DATA RECORDS START

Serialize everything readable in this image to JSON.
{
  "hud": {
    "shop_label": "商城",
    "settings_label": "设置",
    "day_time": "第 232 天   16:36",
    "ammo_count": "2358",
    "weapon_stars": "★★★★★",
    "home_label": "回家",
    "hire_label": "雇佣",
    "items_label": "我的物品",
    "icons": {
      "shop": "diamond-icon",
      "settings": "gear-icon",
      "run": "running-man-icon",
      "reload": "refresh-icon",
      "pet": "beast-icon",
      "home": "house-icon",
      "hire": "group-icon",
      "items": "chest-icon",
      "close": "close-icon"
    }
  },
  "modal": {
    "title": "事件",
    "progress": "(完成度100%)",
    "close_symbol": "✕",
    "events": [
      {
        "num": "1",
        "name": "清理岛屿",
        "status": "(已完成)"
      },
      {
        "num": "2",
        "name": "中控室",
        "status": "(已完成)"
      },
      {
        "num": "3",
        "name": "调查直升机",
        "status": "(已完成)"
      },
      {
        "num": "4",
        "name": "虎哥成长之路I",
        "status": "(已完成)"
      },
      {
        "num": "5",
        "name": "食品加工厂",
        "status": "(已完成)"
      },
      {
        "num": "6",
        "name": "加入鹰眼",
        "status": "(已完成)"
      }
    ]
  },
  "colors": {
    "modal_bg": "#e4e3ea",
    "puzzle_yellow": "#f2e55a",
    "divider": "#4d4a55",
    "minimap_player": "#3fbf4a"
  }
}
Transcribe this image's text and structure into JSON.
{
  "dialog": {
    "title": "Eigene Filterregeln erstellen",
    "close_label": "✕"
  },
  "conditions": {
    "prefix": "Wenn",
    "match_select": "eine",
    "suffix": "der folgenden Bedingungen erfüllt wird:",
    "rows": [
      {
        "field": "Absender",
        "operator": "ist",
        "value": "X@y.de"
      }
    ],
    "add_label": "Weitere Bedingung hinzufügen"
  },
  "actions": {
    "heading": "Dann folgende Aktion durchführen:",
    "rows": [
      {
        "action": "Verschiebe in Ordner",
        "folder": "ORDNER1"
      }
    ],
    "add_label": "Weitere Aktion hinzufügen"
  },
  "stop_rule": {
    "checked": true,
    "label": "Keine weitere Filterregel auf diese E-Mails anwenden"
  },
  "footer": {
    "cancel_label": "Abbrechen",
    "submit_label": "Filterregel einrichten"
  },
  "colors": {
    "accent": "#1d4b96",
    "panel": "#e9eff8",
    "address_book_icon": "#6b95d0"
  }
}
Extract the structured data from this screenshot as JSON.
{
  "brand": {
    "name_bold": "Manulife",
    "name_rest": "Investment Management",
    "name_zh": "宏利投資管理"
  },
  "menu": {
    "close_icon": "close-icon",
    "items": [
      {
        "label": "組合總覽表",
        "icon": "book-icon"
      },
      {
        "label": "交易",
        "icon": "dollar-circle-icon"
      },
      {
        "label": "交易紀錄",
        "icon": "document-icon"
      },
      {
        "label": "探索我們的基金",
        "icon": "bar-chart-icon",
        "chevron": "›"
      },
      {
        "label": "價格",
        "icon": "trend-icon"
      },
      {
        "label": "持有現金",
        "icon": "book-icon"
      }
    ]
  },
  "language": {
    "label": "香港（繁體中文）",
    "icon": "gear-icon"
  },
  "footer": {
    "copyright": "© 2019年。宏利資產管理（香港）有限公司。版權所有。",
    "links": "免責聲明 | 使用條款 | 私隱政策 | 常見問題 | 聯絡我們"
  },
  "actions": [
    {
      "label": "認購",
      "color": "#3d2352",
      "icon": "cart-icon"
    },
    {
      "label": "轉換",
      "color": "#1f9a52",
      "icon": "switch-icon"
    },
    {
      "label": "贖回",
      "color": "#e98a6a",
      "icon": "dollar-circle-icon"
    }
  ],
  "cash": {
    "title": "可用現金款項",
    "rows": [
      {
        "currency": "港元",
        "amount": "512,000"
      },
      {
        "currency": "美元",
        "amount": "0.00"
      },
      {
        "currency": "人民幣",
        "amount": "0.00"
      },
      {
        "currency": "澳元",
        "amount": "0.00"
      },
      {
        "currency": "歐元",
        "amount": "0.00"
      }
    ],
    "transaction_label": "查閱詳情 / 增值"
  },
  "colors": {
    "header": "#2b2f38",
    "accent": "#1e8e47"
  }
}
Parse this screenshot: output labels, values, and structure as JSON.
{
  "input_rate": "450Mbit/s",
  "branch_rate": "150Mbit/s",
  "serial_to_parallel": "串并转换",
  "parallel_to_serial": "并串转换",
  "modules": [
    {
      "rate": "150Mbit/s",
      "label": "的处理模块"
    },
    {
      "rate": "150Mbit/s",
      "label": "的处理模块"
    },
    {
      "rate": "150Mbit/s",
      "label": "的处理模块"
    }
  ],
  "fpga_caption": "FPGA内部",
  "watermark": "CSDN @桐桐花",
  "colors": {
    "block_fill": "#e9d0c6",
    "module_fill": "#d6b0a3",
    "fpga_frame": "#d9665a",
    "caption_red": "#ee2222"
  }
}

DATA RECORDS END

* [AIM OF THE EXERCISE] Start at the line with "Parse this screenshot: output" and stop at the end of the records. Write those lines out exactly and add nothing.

* [OUTPUT FOR THIS TASK]
Parse this screenshot: output labels, values, and structure as JSON.
{
  "input_rate": "450Mbit/s",
  "branch_rate": "150Mbit/s",
  "serial_to_parallel": "串并转换",
  "parallel_to_serial": "并串转换",
  "modules": [
    {
      "rate": "150Mbit/s",
      "label": "的处理模块"
    },
    {
      "rate": "150Mbit/s",
      "label": "的处理模块"
    },
    {
      "rate": "150Mbit/s",
      "label": "的处理模块"
    }
  ],
  "fpga_caption": "FPGA内部",
  "watermark": "CSDN @桐桐花",
  "colors": {
    "block_fill": "#e9d0c6",
    "module_fill": "#d6b0a3",
    "fpga_frame": "#d9665a",
    "caption_red": "#ee2222"
  }
}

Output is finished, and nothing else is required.